Content starts

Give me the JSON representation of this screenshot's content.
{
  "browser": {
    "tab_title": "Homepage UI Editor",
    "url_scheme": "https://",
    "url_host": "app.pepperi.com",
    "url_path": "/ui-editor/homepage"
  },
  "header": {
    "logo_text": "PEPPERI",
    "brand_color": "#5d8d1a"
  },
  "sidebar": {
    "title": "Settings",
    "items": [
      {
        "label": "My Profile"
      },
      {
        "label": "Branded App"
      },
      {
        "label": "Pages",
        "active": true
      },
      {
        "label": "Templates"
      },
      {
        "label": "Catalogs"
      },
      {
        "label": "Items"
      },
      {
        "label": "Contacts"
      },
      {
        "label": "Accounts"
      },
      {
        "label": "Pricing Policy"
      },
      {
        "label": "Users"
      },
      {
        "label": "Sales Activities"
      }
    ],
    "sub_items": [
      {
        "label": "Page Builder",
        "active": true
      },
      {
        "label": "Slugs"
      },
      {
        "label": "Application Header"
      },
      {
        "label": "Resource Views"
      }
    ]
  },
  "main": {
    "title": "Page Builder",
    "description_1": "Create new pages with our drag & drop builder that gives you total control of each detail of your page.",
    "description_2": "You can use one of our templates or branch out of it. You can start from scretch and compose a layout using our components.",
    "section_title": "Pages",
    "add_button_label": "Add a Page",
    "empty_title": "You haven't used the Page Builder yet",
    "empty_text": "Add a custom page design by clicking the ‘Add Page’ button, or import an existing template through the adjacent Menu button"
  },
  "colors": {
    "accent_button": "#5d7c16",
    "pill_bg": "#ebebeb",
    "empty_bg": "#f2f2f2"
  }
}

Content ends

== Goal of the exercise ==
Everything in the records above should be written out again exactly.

== Solution to this exercise ==
Give me the JSON representation of this screenshot's content.
{
  "browser": {
    "tab_title": "Homepage UI Editor",
    "url_scheme": "https://",
    "url_host": "app.pepperi.com",
    "url_path": "/ui-editor/homepage"
  },
  "header": {
    "logo_text": "PEPPERI",
    "brand_color": "#5d8d1a"
  },
  "sidebar": {
    "title": "Settings",
    "items": [
      {
        "label": "My Profile"
      },
      {
        "label": "Branded App"
      },
      {
        "label": "Pages",
        "active": true
      },
      {
        "label": "Templates"
      },
      {
        "label": "Catalogs"
      },
      {
        "label": "Items"
      },
      {
        "label": "Contacts"
      },
      {
        "label": "Accounts"
      },
      {
        "label": "Pricing Policy"
      },
      {
        "label": "Users"
      },
      {
        "label": "Sales Activities"
      }
    ],
    "sub_items": [
      {
        "label": "Page Builder",
        "active": true
      },
      {
        "label": "Slugs"
      },
      {
        "label": "Application Header"
      },
      {
        "label": "Resource Views"
      }
    ]
  },
  "main": {
    "title": "Page Builder",
    "description_1": "Create new pages with our drag & drop builder that gives you total control of each detail of your page.",
    "description_2": "You can use one of our templates or branch out of it. You can start from scretch and compose a layout using our components.",
    "section_title": "Pages",
    "add_button_label": "Add a Page",
    "empty_title": "You haven't used the Page Builder yet",
    "empty_text": "Add a custom page design by clicking the ‘Add Page’ button, or import an existing template through the adjacent Menu button"
  },
  "colors": {
    "accent_button": "#5d7c16",
    "pill_bg": "#ebebeb",
    "empty_bg": "#f2f2f2"
  }
}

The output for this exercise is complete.